The rifle “blue guns” are more expensive than pistol ones. A less expensive alternative is a training polymer bolt carrier. This is shown in Figure 3.
The training bolt carrier shown is made by Blade Tech. http://shop.blade-tech.com/product_info.php?cPath=81_123&products_id=87 . One is installed in the rifle and another is shown next to the real bolt carrier for comparison. Similar devices can be 3D printed. There are other makers of similar training bolt carriers and devices. With the Blade Tech unit shown, the bungee cord passes through the barrel and the yellow piece is affixed to the muzzle to emphasize that the rifle has been rendered incapable of firing. With this brand, the bolt can be opened but it will not lock open, nor can it be dry fired. Other brands may allow this.
The rifle shown has been rendered incapable of firing by installing the training bolt carrier. The bolt carriers should be swapped in an area free of ammunition. After training, all ammunition should be removed, stored and verified. Then, re-install the real bolt carrier. You don’t want to go to a match and find a plastic bolt carrier in your rifle when you get there. I have had to remove a dry firing device from a rifle on the line a couple of times, but I have not driven to a match with a training bolt carrier installed, yet…
As with pistol, load your rifle gear in your vehicle as you would have it packed for the trip. Take it out and bring it to your training area and set it up.
Consider things being unpacked. Will you be transferring guns and ammunition from other cases to your shooting kit or to a lighter soft rifle case for carrying?

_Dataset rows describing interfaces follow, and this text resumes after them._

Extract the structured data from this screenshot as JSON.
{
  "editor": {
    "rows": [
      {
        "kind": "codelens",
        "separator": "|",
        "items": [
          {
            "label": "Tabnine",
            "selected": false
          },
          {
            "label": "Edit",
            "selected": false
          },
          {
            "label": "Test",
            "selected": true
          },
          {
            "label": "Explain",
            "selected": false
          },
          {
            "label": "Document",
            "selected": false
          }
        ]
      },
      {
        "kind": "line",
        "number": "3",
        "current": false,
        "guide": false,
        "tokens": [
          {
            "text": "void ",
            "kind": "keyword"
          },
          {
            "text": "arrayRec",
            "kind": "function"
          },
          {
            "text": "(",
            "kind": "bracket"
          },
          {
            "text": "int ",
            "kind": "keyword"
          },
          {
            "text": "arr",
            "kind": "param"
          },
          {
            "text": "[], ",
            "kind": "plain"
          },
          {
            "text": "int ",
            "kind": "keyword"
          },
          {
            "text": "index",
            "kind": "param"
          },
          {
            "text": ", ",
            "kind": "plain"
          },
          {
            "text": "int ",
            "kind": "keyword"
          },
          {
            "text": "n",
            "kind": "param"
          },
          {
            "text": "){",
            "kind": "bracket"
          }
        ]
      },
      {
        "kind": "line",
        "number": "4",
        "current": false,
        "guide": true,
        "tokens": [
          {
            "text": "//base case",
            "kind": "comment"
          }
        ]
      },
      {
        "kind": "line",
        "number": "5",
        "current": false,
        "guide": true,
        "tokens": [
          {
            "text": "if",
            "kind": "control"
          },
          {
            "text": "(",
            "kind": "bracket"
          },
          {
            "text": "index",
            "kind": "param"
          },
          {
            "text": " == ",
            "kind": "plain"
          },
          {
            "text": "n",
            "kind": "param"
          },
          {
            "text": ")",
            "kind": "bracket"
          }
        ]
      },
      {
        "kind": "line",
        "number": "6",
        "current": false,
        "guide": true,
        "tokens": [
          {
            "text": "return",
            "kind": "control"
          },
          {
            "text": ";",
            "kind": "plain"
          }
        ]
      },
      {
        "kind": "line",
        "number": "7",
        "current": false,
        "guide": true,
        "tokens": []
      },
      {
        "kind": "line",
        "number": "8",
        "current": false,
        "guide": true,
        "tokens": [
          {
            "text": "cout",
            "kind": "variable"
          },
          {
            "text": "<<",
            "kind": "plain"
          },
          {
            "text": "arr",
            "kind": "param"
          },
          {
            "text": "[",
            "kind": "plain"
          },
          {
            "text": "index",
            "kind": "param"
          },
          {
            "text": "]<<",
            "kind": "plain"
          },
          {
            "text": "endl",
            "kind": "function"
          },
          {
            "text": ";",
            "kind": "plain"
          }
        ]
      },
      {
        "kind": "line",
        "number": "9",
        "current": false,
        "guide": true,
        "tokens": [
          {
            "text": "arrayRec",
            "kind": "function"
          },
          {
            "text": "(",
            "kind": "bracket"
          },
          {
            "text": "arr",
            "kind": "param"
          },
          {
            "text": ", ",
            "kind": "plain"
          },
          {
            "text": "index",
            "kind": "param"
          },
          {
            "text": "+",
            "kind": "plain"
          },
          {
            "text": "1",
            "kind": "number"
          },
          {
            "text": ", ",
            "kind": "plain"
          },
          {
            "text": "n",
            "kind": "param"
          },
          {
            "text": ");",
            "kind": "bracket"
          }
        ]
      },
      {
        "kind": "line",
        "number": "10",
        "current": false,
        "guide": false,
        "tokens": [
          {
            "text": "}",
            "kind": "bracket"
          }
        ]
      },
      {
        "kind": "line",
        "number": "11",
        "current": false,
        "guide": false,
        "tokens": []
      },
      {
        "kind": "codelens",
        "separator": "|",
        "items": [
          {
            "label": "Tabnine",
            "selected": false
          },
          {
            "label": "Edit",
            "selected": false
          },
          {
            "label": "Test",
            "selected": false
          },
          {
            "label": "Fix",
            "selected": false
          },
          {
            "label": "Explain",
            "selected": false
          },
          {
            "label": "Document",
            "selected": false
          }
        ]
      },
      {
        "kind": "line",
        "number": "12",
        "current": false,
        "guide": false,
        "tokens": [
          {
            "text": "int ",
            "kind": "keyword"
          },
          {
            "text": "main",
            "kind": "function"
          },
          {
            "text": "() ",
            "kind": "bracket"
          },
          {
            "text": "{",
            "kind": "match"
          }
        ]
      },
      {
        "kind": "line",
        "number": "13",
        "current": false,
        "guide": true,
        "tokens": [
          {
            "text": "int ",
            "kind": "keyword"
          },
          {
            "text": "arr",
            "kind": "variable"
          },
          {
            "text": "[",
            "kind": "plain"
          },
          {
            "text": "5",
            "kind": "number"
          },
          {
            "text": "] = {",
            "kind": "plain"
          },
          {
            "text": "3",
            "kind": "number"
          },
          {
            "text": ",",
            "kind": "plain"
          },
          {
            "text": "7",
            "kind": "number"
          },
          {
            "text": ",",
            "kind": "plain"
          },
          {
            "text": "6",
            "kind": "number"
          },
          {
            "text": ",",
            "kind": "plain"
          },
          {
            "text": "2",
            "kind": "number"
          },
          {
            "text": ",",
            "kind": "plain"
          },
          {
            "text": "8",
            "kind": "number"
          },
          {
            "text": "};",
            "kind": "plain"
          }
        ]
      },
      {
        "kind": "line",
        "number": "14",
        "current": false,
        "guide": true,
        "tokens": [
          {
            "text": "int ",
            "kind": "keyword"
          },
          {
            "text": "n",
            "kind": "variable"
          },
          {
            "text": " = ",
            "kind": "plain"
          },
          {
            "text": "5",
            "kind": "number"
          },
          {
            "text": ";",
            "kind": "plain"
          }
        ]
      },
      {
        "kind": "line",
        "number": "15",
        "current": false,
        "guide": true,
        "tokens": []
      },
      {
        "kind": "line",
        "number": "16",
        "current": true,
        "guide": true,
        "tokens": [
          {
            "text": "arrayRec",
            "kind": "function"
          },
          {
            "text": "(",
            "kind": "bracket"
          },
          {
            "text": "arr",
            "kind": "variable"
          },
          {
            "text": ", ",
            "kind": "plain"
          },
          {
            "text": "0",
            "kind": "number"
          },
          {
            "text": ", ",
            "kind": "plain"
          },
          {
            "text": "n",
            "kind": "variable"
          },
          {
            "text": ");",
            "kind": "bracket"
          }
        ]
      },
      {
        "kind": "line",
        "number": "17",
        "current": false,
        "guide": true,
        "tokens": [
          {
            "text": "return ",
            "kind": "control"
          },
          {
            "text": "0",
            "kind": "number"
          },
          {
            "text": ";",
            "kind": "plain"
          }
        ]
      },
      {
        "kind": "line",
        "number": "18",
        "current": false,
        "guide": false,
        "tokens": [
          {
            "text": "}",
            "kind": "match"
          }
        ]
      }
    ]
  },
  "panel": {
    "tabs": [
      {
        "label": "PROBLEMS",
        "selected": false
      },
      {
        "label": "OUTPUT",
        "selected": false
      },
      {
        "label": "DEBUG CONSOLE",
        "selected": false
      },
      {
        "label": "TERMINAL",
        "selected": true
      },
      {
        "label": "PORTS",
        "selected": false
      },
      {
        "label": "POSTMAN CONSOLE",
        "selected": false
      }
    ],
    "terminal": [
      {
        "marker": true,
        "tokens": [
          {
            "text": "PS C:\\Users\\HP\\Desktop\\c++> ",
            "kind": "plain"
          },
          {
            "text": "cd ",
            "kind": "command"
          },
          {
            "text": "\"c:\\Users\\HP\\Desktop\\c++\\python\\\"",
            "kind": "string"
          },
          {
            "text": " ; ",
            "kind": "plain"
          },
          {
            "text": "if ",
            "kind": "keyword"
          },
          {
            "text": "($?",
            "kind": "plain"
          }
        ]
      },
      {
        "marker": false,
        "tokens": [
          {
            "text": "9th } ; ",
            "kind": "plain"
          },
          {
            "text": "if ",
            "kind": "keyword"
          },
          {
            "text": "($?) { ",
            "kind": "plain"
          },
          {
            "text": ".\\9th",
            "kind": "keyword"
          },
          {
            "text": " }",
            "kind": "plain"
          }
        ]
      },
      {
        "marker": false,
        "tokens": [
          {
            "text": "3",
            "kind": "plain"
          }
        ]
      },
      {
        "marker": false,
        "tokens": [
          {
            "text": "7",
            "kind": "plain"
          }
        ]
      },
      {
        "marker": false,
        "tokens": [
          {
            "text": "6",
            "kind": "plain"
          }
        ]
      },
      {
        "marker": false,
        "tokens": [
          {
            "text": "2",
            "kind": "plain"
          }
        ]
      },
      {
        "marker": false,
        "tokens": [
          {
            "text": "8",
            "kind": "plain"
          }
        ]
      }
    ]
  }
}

Do you need to have an ECI in the opened action before you get to the line? Where can you make this happen safely? Are you driving to the range in your shooting clothes or will you change there? Where can you change? When done shooting do you pick up your brass? Before you start training, throw brass on the ground next to your training area as your gun would have ejected it. Pick it up when the time comes. Also, include a packing up and travel home step.
Be sure that you can move on foot with your packed up gear. You can get in overall shape by walking, but when at the range, try parking far away and walking with your gear, and adjust your load plan until it works. If you have a heart rate monitor, and these are fairly inexpensive, see how fast your ticker is beating when you just get to the line and how long it takes to settle down.
Are you stiff after a long drive to a match? How long does that last? This is how much earlier you should arrive. If travelling a very long distance, be sure to stop and get adequate sleep. Losing a night’s sleep will usually wipe you out for a few days. Why train hard to vie for leg points and trophies and then throw it away because you want to pull an all-night road trip? If you can, get there a full day early so you can recover and acclimate to the time zone change.
You can break this training up into pieces, refining each part of your process and working more on those parts that need it. You should train the whole process periodically, once it’s refined. Always train safely. Getting ready for a match is not just shooting or even dry firing. Being able to calmly and smoothly get yourself there and situated is a significant part of any match. Train everything as you expect to do it in a match. When you watch top competitors at a match, everything they do is focused, organized and methodical, including their set up and pack up. Newer competitors tend to be random, disorganized, flustered and frazzled from always running late. Stop being that guy.